Perhaps because this region is not on the typical tourist route, the national parks of Ubon are not readily accessible without private transportation. When a Thai teacher offered to take us foreign teachers on a day trip around Ubon, we jumped on the opportunity.
We set off early in the morning to make the most of the day, returning just after dark for the beginnings of the Candle Festival. Enjoy some photos from our one day exploration of the hinterland...
Kaeng Saphu Rapids (It's rainy season, so the rapids are submerged)
This photo has nothing to do with Ubon, but was taken on this day. I heard an alarming statistic that the number of wild elephants in Thailand is below 1,000, with hundreds of thousands of domesticated elephants. Sadly, this sight of a chained animal used for an individuals profit-making has become all too familiar. On a side note, the added weight of a seat that most elephant riding companies in Thailand use is actually terrbile for the elephants back.
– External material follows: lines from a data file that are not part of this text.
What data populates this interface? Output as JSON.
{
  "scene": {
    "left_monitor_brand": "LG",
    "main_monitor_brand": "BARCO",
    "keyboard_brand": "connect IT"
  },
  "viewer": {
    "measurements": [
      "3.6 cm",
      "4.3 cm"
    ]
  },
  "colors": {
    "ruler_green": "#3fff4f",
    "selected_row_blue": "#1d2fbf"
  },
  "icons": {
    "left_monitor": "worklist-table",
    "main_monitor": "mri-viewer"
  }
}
Kaeng Tana Rapids (again, it's rainy season...)
Mushroom rocks at Sao Chaliang; part of Pha Taem National Park.
Pha Taem National Park; behind us is Laos
Pha Taem National Park; on the walls are ancient paintings
Pha Taem National Park; location of the first sunset in Thailand
Also part of Pha Taem National Park (it's massive!); Sang Chan Waterfall
**Look out for my next post to learn about the actual Buddhist holiday and Ubon's celebratory Candle Festival!